Her insecurities faded during her freshman year when she began taking classes with MU’s private voice instructor, who recognized a rich potential.
“She made me see that I needed to pursue singing and never give up,” Contreras says. “If something’s meant for you, you’ll succeed.”
Contreras also credits Stan Campbell, director of MU's music program, with helping her see the point of making music: bringing people back to God.
“I saw how the Lord used my music to touch people,” she says. “When I realized that he’d given me this gift, I wanted to be responsible with it.”
Since then, Contreras has learned piano at MU, and she's honed her talents in the university’s jazz ensemble. She also leads worship at MU’s weekly chapels.
The more she saturates herself in music, the more people ask her to sing at their churches or on albums they’re producing.
“God has been opening doors for me everywhere,” she says.
MU’s vibrant community of musicians has also played a big role in Contreras’ development as a vocalist. She used be afraid to share music she’d written. But once she did, her peers were full of compliments and support.
“I realized that I’d underestimated myself,” she says. “Now I can open up to fellow musicians.”
Despite all the recognition, Contreras says the most important thing she’s learned at MU is how to be humble.
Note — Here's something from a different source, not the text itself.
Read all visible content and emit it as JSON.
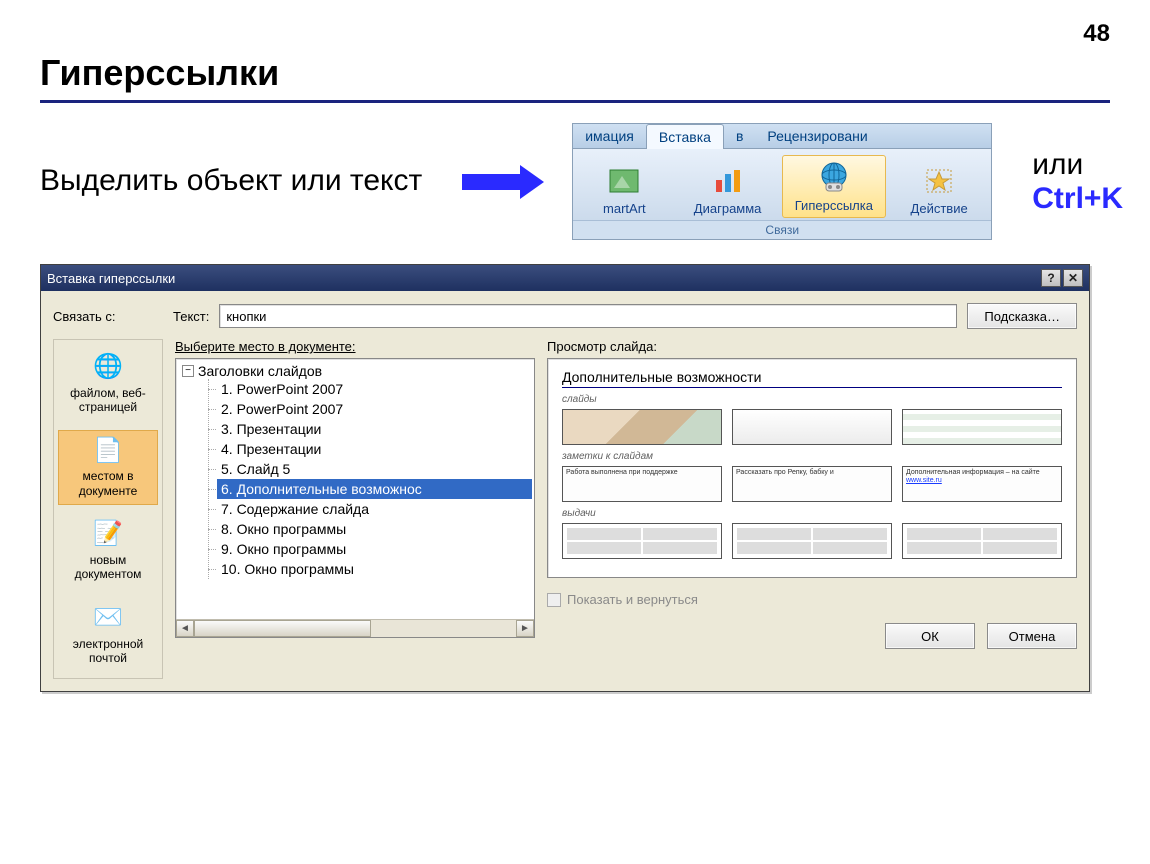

“Humility is acknowledging everything you have without boasting,” she says. “I had to realize I was good at singing, but that it’s not for me – it’s for God’s glory. This is what I was created to do.”